|New York Times, May 2, 1970.|
A meeting to set up the march reportedly occurred within a half-hour of the 4:30 p.m. arrest. Just two hours after the arrest, about 20 people assembled outside the FBI offices at Sixty-Ninth Street and Third Avenue. Colombo, his wife and another son joined the protesters at 7 p.m.
The following day, the protest picket continued, swelling to several hundred marchers. Colombo said the demonstration was to call attention to anti-Italian discrimination and harassment by the FBI. Signs carried by the marchers objected to the fact that federal action against organized criminals focused on Italian-Americans.
At the time, Joseph Colombo Sr. was under indictment for tax evasion and lying to a state agency to obtain a real estate license. He had been installed as leader of the Brooklyn-based Profaci Crime Family when Profaci successor Joe Magliocco was forced to resign by the Mafia Commission.
Federal officials suggested that the Commission would not be happy with Colombo's attention-getting demonstrations.
|Associated Press photo.
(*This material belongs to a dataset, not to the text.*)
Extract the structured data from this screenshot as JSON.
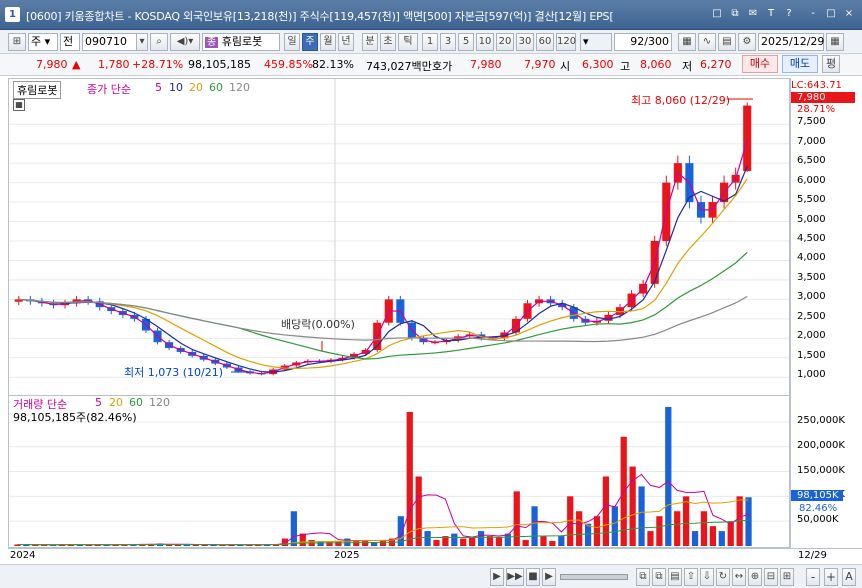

Colombo, in suit, marches in anti-FBI demonstration.|
Over time, the elder Colombo's protests against federal law enforcement became a nationwide movement known as the Italian-American Civil Rights League. (There is some evidence that the league itself became a form of underworld racket. In June 1971, Colombo visited the Buffalo, New York, area and was said to be offering local Mafia bosses a $50,000 payment to permit his establishment of a league branch in Western New York.)
Colombo organized two league-related Italian Unity Day rallies at New York City's Columbus Circle. He was shot three times, once in the head, at the second rally in 1971. The hit (occurring two weeks after his visit to Buffalo) reportedly was ordered by other Mafia bosses. Colombo was left almost entirely paralyzed by the shooting. He lingered for years at the family estate in Blooming Grove, Orange County, New York, until his death in May 1978. The immediate cause of death was cardiac arrest, but doctors linked his passing with the gunshot wounds suffered seven years earlier.
In 2016, Colombo's son Anthony (author of Colombo: The Unsolved Murder) suggested that a conspiracy of federal and local law enforcement officials may have been responsible for the assassination of his father. Anthony Colombo said he was certain that Mafia bosses were not involved.
- Conover, Nelson J., "Joseph Anthony Colombo," FBI report, file no. 92-5509-137, NARA no. 124-90156-10004, March 3, 1969.
- "Reputed boss faces tax count," Poughkeepsie NY Journal, March 25, 1970, p. 24.
- Whitney, Craig R., "Italians picket F.B.I. office here," New York Times, May 2, 1970, p. 35.
- "Colombo acquitted in conspiracy case," New York Times, Feb. 27, 1971, p. 1.
- "Public relations: A night for Colombo," TIME, April 5, 1971.
- Gage, Nicholas, "Colombo: The new look in the Mafia," New York Times, May 3, 1971, p. 1.
- Farrell, William E., "Colombo shot, gunman slain at Columbus Circle rally site," New York Times, June 29, 1971, p. 1.
- Sibley, John, "Hospital emergency room a mixture of chaos and efficiency after shooting," New York Times, June 29, 1971.
- "The Nation: The capo who went public," TIME, July 12, 1971.
- "Joseph A. Colombo Sr., 54, paralyzed in shooting at 1971 rally, dies," New York Times, May 24, 1978, p. 29.
- Raab, Selwyn, Five Families: The Rise, Decline, and Resurgence of America's Most Powerful Mafia Empires, New York: Thomas Dunne Books, 2006.
- Colombo, Anthony, "Did the FBI kill my father?" Huffington Post, Feb. 9, 2016, updated Feb. 9, 2017.
Read more about Joseph Colombo, including his involvement in the Western New York Mafia factional struggle: